▸ **Activity**
What lines below hold the string "glyph"? Copy them all.
☆ ☆ ☆ ☆ ☆
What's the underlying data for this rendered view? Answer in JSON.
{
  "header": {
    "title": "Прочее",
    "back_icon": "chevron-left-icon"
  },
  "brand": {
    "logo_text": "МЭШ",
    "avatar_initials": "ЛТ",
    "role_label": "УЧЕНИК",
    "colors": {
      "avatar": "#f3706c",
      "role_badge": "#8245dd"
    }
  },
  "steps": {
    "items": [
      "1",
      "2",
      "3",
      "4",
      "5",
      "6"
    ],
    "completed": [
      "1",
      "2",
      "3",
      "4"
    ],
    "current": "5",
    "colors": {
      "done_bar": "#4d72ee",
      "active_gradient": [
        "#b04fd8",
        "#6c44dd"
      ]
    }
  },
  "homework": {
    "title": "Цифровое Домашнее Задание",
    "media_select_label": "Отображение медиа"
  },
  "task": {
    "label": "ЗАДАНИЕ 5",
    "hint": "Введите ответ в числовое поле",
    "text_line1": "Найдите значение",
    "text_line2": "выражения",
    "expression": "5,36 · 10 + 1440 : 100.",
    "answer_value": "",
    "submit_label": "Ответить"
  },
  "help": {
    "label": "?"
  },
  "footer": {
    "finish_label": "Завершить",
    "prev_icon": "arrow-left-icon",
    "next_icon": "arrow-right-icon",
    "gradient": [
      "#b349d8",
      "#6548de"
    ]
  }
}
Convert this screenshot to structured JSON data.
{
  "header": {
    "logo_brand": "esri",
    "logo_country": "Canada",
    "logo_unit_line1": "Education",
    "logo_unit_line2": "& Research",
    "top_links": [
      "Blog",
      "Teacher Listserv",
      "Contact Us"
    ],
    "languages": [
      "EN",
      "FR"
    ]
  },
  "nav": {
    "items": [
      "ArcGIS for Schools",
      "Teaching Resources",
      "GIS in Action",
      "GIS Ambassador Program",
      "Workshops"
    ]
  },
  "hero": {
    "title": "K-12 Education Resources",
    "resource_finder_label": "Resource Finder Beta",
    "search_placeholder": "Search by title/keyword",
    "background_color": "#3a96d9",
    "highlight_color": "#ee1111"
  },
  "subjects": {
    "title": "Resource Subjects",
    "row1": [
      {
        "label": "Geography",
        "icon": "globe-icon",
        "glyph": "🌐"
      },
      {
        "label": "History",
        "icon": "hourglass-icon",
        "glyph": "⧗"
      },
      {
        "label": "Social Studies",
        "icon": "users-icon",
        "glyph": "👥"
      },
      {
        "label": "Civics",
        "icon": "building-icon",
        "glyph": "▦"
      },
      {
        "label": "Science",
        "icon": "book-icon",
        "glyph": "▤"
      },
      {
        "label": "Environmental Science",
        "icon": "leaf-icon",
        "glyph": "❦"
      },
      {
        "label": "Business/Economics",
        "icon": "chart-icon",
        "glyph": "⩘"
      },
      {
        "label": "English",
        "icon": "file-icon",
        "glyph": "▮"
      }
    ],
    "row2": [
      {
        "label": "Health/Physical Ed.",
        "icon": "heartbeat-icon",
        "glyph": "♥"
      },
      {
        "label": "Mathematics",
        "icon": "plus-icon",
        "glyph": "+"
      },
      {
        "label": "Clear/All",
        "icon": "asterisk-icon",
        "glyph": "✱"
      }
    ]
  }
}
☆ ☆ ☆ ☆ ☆
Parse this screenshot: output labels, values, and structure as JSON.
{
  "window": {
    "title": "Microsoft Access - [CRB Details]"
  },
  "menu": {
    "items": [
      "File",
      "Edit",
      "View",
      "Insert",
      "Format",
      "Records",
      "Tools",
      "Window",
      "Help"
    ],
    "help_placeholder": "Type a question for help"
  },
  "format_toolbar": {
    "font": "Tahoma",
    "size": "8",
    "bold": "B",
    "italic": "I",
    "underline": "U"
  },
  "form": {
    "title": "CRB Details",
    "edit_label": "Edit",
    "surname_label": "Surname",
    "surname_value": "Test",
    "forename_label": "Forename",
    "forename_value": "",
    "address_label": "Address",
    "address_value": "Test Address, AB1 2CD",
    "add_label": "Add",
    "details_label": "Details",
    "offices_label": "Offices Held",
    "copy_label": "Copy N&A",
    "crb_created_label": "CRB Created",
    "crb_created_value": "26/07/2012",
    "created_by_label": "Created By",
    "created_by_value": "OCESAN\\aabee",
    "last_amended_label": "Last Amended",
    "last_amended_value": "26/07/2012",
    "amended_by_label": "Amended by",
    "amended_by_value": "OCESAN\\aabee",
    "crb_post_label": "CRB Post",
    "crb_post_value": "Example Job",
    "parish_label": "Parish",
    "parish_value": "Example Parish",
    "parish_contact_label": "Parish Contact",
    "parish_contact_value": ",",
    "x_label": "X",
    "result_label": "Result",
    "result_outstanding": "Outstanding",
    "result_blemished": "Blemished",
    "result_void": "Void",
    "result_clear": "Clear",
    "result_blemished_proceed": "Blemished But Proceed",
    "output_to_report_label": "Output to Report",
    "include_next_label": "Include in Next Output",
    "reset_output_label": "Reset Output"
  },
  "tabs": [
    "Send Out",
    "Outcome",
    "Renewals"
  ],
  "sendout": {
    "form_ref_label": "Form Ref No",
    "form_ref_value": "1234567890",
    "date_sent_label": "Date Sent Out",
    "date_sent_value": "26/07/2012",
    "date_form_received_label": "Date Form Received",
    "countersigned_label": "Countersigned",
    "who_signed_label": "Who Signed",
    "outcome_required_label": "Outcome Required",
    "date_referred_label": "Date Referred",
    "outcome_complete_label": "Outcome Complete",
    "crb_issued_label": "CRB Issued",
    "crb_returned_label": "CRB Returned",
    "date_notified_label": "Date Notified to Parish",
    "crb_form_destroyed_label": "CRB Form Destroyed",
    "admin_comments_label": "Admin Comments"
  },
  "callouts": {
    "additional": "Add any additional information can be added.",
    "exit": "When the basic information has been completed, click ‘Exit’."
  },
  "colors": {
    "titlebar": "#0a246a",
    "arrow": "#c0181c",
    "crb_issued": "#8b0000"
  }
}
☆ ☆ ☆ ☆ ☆
▸ **Finished task**
        "glyph": "🌐"
        "glyph": "⧗"
        "glyph": "👥"
        "glyph": "▦"
        "glyph": "▤"
        "glyph": "❦"
        "glyph": "⩘"
        "glyph": "▮"
        "glyph": "♥"
        "glyph": "+"
        "glyph": "✱"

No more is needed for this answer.